* [PROBLEM TO SOLVE] The records below need to come back exactly as they are, pictures omitted.

[Page and application data records]
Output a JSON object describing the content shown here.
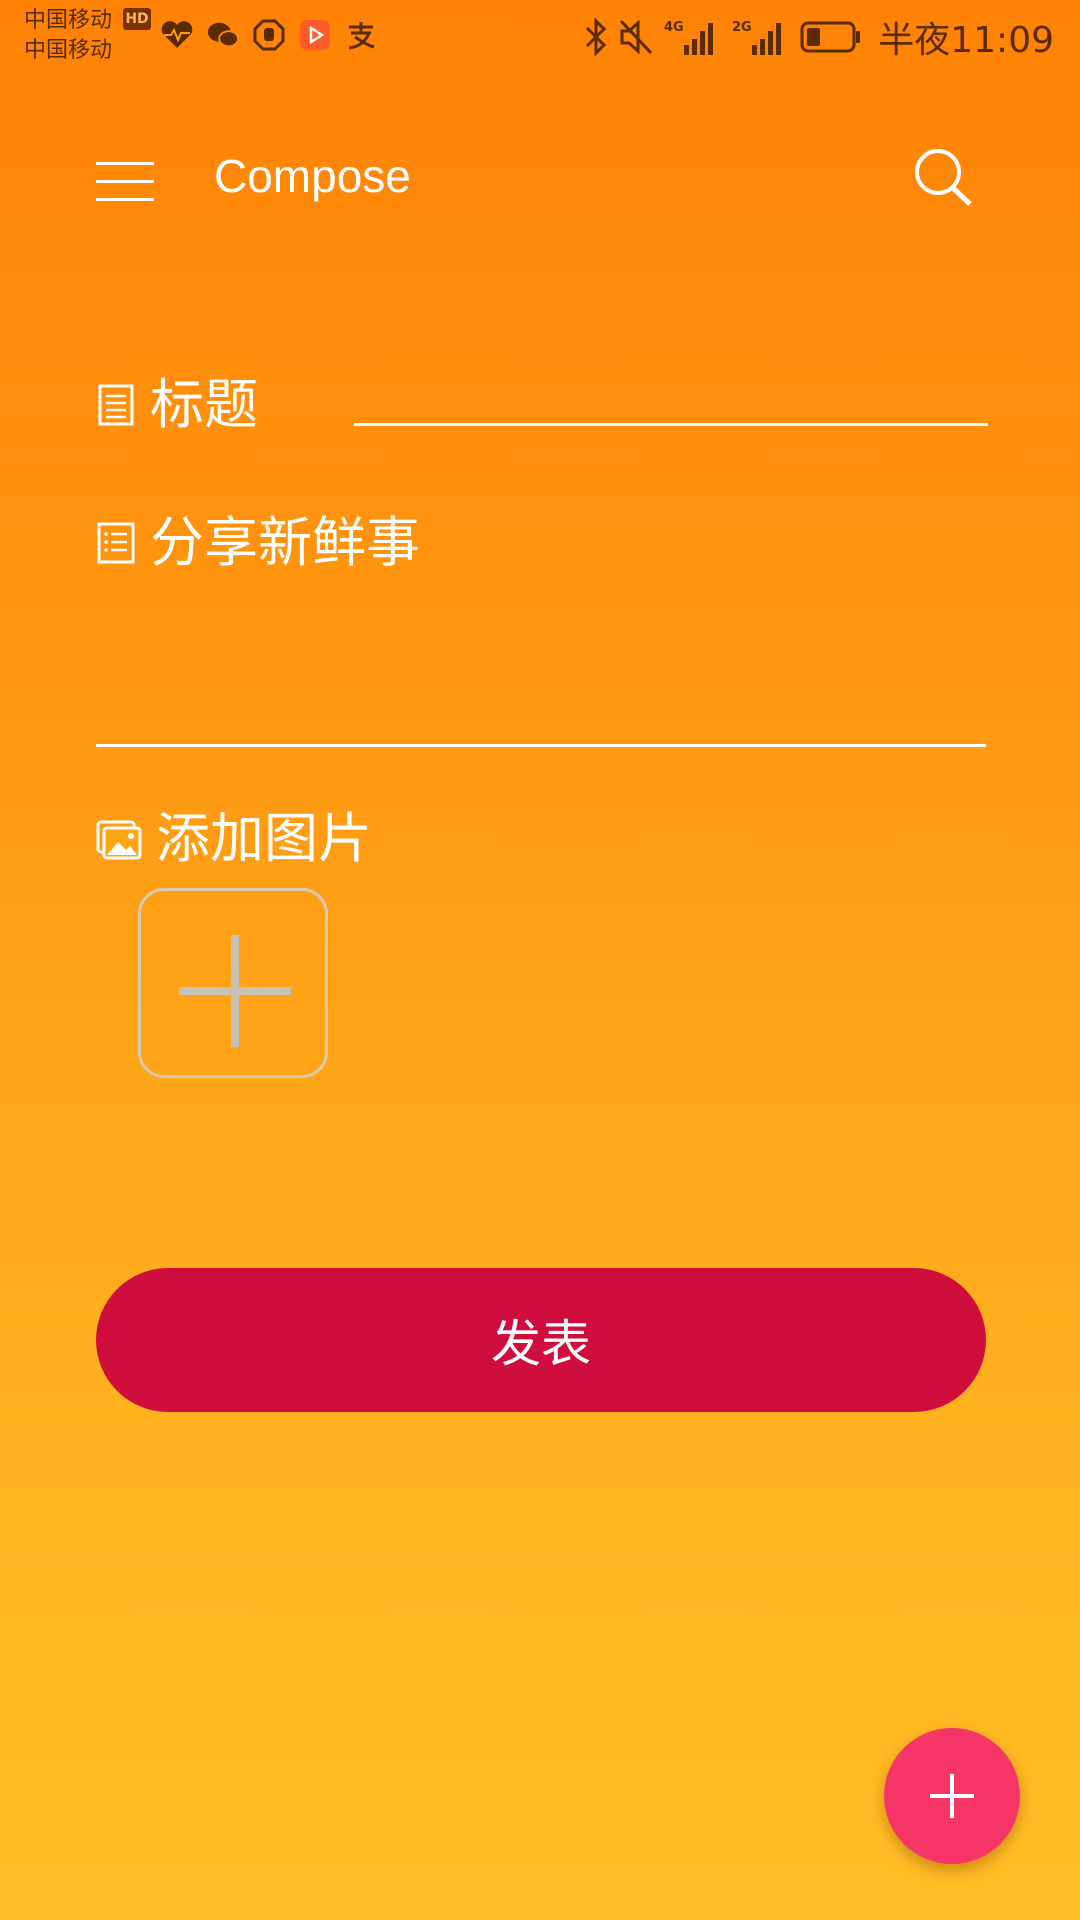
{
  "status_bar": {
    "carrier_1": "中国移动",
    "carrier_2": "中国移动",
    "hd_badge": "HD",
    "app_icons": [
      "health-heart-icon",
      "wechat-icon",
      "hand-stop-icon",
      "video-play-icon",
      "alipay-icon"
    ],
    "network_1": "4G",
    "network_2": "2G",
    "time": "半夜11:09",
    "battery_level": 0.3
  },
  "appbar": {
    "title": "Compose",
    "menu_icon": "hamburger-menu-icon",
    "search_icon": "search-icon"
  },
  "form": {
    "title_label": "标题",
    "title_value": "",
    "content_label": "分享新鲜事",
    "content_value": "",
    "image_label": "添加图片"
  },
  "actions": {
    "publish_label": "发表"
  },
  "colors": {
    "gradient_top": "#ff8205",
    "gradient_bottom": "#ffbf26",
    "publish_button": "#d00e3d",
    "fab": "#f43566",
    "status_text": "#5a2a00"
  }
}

* [WRITTEN RESPONSE]
Output a JSON object describing the content shown here.
{
  "status_bar": {
    "carrier_1": "中国移动",
    "carrier_2": "中国移动",
    "hd_badge": "HD",
    "app_icons": [
      "health-heart-icon",
      "wechat-icon",
      "hand-stop-icon",
      "video-play-icon",
      "alipay-icon"
    ],
    "network_1": "4G",
    "network_2": "2G",
    "time": "半夜11:09",
    "battery_level": 0.3
  },
  "appbar": {
    "title": "Compose",
    "menu_icon": "hamburger-menu-icon",
    "search_icon": "search-icon"
  },
  "form": {
    "title_label": "标题",
    "title_value": "",
    "content_label": "分享新鲜事",
    "content_value": "",
    "image_label": "添加图片"
  },
  "actions": {
    "publish_label": "发表"
  },
  "colors": {
    "gradient_top": "#ff8205",
    "gradient_bottom": "#ffbf26",
    "publish_button": "#d00e3d",
    "fab": "#f43566",
    "status_text": "#5a2a00"
  }
}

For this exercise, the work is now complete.